== What is expected ==
Spot each line in the data below containing "Preço" and copy it.
(Record set)
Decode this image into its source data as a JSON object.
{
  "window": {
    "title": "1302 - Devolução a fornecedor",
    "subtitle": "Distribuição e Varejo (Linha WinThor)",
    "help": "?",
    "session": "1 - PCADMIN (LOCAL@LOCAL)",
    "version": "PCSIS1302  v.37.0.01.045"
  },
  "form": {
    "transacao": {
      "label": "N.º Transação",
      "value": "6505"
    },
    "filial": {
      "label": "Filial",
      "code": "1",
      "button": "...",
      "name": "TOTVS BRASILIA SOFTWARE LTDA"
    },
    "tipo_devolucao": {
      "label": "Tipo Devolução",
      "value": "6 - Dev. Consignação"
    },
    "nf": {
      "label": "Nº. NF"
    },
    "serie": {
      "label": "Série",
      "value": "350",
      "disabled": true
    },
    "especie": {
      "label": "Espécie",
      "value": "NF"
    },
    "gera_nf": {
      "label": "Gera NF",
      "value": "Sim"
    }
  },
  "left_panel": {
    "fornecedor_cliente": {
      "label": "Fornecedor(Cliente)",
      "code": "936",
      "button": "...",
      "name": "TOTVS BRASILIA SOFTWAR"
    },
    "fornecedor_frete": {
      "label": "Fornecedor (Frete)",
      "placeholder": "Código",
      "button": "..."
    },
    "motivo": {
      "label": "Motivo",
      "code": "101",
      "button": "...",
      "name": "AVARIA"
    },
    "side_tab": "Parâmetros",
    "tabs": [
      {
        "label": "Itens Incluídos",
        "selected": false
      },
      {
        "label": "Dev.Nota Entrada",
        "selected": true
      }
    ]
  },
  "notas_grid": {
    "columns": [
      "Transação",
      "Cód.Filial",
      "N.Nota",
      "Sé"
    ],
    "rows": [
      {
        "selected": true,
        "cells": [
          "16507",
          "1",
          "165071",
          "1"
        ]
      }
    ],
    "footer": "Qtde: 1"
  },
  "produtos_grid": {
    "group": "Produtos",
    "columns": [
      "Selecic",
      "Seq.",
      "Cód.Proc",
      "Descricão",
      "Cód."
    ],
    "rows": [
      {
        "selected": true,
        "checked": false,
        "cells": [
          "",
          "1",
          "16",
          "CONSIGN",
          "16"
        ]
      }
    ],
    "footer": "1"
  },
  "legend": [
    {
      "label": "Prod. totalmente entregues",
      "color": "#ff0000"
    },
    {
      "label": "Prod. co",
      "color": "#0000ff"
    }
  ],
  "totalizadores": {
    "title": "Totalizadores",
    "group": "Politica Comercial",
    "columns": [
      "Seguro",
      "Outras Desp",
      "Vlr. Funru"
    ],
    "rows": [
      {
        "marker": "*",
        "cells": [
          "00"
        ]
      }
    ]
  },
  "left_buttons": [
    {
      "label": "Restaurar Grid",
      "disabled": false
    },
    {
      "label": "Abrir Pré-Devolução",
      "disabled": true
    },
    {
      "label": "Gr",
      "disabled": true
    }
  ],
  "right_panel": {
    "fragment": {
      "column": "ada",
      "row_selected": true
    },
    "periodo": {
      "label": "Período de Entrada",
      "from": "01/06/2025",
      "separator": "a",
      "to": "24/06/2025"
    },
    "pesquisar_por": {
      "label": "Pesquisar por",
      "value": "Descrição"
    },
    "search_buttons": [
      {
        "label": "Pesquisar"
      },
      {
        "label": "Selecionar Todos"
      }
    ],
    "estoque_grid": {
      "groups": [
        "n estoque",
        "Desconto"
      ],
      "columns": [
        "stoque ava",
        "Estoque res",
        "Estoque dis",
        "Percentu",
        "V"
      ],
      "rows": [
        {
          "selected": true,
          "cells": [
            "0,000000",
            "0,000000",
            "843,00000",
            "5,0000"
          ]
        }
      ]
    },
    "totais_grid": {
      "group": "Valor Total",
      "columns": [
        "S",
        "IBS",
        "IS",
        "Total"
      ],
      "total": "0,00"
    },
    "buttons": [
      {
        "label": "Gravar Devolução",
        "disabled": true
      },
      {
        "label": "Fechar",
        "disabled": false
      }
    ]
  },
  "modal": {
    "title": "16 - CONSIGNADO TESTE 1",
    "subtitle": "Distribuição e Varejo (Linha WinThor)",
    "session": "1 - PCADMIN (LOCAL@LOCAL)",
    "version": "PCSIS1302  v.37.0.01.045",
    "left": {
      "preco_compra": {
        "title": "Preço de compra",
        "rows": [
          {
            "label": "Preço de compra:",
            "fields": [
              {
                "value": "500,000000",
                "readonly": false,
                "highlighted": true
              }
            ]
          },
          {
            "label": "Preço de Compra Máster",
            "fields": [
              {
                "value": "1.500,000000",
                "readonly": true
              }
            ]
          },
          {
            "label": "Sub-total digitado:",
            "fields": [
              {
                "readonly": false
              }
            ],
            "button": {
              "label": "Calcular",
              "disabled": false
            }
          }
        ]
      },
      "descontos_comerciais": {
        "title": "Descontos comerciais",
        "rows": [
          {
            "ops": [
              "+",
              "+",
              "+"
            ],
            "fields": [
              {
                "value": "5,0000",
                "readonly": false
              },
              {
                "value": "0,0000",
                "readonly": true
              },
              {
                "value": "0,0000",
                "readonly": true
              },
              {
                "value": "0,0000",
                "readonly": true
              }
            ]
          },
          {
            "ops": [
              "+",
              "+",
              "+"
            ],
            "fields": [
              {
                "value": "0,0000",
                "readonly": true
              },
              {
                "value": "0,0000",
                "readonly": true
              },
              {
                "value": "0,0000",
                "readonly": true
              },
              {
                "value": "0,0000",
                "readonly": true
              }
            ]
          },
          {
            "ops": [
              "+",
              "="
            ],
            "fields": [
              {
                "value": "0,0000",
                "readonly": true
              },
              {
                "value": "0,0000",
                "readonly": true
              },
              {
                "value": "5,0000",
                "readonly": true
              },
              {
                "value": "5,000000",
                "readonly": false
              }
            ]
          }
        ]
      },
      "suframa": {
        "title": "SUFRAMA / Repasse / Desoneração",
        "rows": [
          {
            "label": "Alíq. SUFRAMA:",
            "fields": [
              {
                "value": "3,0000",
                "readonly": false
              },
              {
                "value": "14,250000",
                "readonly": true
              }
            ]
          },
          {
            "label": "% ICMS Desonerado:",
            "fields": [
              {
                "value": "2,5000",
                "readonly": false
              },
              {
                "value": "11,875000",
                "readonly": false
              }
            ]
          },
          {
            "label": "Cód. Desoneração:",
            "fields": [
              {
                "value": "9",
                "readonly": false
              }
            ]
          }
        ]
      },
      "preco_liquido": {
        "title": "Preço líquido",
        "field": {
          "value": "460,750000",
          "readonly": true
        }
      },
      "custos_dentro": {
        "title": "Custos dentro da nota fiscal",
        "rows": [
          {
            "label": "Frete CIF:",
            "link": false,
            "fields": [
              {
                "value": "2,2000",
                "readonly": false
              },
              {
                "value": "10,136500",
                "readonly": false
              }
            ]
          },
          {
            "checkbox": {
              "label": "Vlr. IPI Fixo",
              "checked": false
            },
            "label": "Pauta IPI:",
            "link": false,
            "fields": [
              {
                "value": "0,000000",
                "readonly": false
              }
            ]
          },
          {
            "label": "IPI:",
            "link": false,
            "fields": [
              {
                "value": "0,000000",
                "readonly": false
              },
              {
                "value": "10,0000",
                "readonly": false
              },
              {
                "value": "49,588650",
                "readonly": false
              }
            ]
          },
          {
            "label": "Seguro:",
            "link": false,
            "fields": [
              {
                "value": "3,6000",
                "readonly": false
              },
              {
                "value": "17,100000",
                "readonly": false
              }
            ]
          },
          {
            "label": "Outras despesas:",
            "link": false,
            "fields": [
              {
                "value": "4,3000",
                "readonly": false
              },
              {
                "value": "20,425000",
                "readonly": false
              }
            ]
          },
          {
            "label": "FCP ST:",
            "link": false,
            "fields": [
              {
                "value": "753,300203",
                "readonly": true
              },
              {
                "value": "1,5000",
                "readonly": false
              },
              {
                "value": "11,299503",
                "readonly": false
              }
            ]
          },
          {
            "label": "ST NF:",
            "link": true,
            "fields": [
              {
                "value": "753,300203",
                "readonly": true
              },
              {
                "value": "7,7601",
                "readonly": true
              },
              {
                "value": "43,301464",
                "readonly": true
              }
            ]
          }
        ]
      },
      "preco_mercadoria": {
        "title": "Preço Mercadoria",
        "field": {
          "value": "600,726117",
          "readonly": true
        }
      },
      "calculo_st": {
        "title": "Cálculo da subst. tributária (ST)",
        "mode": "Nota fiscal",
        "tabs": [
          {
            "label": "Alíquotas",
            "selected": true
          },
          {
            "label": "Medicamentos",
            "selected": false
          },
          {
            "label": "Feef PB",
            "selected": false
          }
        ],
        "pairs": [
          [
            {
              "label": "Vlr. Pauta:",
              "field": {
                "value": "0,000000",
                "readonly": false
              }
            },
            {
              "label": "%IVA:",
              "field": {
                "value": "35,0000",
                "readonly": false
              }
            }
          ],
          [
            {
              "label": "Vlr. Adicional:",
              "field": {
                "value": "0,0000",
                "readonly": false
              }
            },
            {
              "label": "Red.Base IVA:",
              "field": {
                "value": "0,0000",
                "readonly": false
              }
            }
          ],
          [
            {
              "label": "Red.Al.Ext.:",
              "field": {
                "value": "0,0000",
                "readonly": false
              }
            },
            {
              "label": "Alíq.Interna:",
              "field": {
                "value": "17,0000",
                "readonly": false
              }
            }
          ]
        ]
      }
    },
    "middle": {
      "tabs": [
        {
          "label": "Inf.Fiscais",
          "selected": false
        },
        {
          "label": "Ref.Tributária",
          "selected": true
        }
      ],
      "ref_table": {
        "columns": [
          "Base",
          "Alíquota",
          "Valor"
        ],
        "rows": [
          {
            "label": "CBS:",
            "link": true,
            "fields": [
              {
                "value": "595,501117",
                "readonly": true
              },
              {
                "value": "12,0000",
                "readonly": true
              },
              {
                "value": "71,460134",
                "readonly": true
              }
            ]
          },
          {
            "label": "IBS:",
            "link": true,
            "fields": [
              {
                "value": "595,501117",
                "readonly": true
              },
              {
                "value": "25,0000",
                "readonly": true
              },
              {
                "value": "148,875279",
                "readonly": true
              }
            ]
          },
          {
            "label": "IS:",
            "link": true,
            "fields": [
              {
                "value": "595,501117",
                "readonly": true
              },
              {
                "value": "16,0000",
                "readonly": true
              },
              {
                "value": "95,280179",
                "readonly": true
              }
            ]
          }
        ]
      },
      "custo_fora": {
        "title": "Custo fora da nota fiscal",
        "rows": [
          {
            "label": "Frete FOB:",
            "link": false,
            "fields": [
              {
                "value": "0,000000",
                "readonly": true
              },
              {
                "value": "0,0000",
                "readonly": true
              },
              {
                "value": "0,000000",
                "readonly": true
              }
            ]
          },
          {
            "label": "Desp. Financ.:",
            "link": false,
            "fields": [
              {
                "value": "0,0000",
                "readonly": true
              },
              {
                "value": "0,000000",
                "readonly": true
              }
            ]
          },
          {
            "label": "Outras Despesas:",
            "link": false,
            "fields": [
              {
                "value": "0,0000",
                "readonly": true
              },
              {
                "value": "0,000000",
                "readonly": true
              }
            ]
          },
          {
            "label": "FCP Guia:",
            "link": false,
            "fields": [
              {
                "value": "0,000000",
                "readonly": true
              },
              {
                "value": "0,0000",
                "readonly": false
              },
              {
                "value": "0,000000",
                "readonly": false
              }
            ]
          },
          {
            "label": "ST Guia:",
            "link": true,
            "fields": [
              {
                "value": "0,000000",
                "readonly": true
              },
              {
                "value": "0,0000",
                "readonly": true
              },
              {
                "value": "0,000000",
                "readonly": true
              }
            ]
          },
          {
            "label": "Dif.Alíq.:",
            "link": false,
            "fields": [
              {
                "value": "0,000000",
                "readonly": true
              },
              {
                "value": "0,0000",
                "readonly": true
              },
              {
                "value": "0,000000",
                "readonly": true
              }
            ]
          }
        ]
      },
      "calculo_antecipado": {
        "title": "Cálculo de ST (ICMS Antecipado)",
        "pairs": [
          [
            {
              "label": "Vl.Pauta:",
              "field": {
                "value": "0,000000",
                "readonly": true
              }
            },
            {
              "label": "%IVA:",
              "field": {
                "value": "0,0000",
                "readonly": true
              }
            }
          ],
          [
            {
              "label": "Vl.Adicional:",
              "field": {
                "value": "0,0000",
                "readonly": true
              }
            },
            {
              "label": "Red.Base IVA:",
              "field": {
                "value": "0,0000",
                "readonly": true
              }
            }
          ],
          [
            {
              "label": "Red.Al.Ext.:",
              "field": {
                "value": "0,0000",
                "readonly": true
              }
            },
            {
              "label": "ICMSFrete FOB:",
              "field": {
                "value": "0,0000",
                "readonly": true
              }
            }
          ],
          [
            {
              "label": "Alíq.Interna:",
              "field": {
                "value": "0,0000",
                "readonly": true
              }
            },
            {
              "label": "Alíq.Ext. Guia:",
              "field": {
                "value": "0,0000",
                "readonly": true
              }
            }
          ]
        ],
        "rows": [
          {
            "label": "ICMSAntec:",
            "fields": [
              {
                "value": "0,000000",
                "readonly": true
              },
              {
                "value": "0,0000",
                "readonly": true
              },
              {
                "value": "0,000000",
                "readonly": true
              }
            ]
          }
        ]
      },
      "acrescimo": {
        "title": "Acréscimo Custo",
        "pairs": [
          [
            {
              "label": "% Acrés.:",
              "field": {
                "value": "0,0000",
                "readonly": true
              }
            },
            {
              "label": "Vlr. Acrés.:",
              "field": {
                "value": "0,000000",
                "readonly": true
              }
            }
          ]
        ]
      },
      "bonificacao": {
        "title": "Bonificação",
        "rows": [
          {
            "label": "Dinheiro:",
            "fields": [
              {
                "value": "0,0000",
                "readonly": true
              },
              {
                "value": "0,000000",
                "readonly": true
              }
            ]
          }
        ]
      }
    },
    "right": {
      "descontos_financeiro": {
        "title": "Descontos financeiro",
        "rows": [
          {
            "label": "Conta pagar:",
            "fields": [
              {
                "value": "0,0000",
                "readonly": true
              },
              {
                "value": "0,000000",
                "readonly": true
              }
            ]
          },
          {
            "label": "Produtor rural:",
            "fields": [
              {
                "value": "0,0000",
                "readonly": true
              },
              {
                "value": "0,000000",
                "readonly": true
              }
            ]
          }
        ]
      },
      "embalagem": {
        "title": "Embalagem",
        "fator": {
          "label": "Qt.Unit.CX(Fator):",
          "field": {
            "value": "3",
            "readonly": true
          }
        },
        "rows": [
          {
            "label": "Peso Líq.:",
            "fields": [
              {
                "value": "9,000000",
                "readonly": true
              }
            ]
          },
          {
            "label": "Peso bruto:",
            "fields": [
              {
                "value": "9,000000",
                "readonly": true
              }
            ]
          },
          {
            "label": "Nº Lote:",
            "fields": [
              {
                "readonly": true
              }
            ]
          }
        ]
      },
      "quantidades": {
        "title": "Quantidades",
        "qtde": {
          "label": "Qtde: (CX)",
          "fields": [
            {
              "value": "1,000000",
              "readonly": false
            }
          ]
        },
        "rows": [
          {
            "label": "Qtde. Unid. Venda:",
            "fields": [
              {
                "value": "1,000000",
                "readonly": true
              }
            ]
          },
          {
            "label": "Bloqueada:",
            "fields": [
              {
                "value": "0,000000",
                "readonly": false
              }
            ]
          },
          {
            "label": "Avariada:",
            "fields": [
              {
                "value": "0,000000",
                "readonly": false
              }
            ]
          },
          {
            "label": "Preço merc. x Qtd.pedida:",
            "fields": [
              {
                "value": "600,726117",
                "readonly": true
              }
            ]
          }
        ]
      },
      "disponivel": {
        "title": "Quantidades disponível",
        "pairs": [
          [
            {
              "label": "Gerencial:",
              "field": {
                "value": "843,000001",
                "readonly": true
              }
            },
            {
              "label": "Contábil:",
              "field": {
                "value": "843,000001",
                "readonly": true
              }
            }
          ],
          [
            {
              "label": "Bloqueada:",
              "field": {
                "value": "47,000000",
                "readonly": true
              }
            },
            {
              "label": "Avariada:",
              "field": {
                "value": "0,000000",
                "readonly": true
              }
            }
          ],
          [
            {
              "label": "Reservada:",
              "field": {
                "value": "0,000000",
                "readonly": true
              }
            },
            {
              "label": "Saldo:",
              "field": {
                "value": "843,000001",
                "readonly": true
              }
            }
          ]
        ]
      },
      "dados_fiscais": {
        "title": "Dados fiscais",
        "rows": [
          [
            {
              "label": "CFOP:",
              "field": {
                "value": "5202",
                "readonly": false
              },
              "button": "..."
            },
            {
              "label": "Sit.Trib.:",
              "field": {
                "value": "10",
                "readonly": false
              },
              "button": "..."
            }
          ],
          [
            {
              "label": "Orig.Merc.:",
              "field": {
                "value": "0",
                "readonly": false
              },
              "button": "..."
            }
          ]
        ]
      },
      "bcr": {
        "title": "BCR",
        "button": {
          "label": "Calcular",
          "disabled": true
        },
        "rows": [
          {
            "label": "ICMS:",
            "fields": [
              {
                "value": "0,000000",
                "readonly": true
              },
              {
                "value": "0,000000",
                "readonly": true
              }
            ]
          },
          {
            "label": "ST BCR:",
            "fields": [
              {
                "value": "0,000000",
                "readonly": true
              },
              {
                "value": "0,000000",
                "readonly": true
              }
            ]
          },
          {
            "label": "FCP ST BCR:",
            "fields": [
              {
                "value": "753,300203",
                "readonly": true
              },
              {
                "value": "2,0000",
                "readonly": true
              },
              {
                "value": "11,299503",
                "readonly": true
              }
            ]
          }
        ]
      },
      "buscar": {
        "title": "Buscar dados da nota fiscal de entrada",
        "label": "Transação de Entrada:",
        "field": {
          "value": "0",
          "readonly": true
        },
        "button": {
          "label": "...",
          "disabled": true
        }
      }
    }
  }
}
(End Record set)
== Response ==
        "title": "Preço de compra",
            "label": "Preço de compra:",
            "label": "Preço de Compra Máster",
        "title": "Preço líquido",
        "title": "Preço Mercadoria",
            "label": "Preço merc. x Qtd.pedida:",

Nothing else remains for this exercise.